In 2000, Dr Wiseman Magasela published an insightful and thought-provoking article titled “The Invisible Black Professionals”. The article aptly and succinctly describes the current state of dispossession and marginalisation that black people are still experiencing within the South African economy. He stated the following, “If you are black in South Africa’s world of work, it is a daily struggle against a system that constantly alienates you, aiming to exclude and sideline you. If you are black, you are never good enough.”
One was reminded of these hauntingly truthful words when listening to the sentiments expressed by the CEO of Business Leadership South Africa, Bonang Mohale in a radio interview this past week claiming that the ANC-led government has “killed” more black businesses and black professionals than the National Party did during its 46-year rule and that we haven’t done nearly enough for black businesses and black professionals.
This is an astoundingly parochial and ahistorical claim, given that the challenge the ANC-led government has been faced with since coming into power in 1994 is not just to reverse the effects of 46 years of National Party (mis)rule, but rather over 350 years of colonial oppression and systemic exclusion of the black majority in South Africa from participation in the mainstream economy, of marginalisation and lack of access to resources, opportunities and privileges.
Au contraire Mr Mohale, it is the ANC-led government with its progressive employment equity and broad-based black economic empowerment policies that has been the biggest ally of black business and black professionals. These policies are an existential necessity for our country as we strive to build a non-racial society because, as a World Bank report recently revealed, access to opportunities and privileges in this country remains stubbornly highly-racialised, despite the best efforts of the ruling party over the past 25 years.
Mohale’s sentiments are reminiscent of the historical struggles of liberals (both white and black) to deal with the challenge of white privilege and one would hope that he would use his position to contribute more meaningfully to the transformational objectives of the country. A good starting point would be to address the challenge of the “Balkanisation” of the business community in this country into different, highly racialised voices as evidenced by his organisation’s highly-publicised split with the Black Business Council, mostly over economic transformation objectives.
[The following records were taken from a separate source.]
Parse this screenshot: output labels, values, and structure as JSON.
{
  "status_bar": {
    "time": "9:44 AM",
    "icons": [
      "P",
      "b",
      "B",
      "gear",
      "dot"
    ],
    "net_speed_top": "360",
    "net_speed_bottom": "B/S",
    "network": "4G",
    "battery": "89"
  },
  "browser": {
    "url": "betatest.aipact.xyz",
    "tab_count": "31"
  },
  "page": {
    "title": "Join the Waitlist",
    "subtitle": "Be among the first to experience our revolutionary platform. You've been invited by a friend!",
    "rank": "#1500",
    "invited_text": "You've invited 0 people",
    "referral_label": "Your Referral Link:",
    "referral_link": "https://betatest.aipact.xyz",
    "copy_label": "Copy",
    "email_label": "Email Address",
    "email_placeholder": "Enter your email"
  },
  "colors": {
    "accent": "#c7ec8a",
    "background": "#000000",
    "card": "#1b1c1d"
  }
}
Perhaps it would be more accurate to hypothesise that his sentiments betray a certain political and ideological posture and bias, which he is unfairly advancing through his privileged position as a business leader, without openly coming out and declaring so.
He could use his position to ensure that the business community cooperates and contributes positively to deracialising the economy by dealing with the monopolistic tendencies that still characterise our economy, with a high concentration of a few big firms controlling large swathes of the economic value chain at the expense of small businesses and innovation, critical ingredients in building a more inclusive, socially just and equitable economy.
He could use his influence to ensure that big business plays a more significant role in unlocking opportunities within the economic value chain for township enterprises and small black businesses, as well as contributing to a change in ownership and management patterns through a greater commitment to skills development as well as enterprise and supplier development.
This is the kind of conversation that the likes of Mohale should be introducing into the public discourse as opposed to blindly (and fallaciously) downplaying and ridiculing the achievements of the democratic government.
It is a an indisputable fact that the ANC-led government has done the most to use its procurement spend to empower small black businesses, as evidenced by the fact that since 2014 in Gauteng alone we have spent over R74-billion procuring goods and services from historically-disadvantaged establishments and have supported 28,284 small black businesses from within Gauteng in that period.
Not only that, we have devoted ourselves wholeheartedly to the revitalisation and mainstreaming of the township economy and have invested heavily in strategic, catalytic economic infrastructure aimed at rebuilding the productive capacity of the township economy and black business, in order to promote manufacturing and localisation as we move to re-industrialise our city-region’s economy.
One would also like to add that it is only the ANC-led government that has shown such a commitment to uplifting and empowering black businesses and black professionals – in other provinces and municipalities that are run by opposition parties this is not even an afterthought.
At this critical juncture, what is most needed as we move towards a “second wave” of empowerment is to ensure that the black businesses and township enterprises that we have been empowering become more sustainable by participating in other sectors of the economy beyond just government procurement, and this is where the likes of Mohale and the organisation he leads should be playing a more prominent role. Mohale and his organisation should be talking about how they can contribute more significantly to the spatial reconfiguration of our society so that we can locate and position the black majority much more closely to economic opportunities as opposed to the periphery.
Writing in ANC Today in 2004, in response to critics of the ruling party’s black empowerment policies, former President Thabo Mbeki made the following poignant observation:
“It is clear that there are some in our country who do not want the truth to be known about what our government and the public sector as a whole are doing to implement broad-based BEE.”
We need to remind ourselves of these seemingly perennially axiomatic words from our former President when we listen to the likes of Mohale peddling such untruths with heartfelt conviction. DM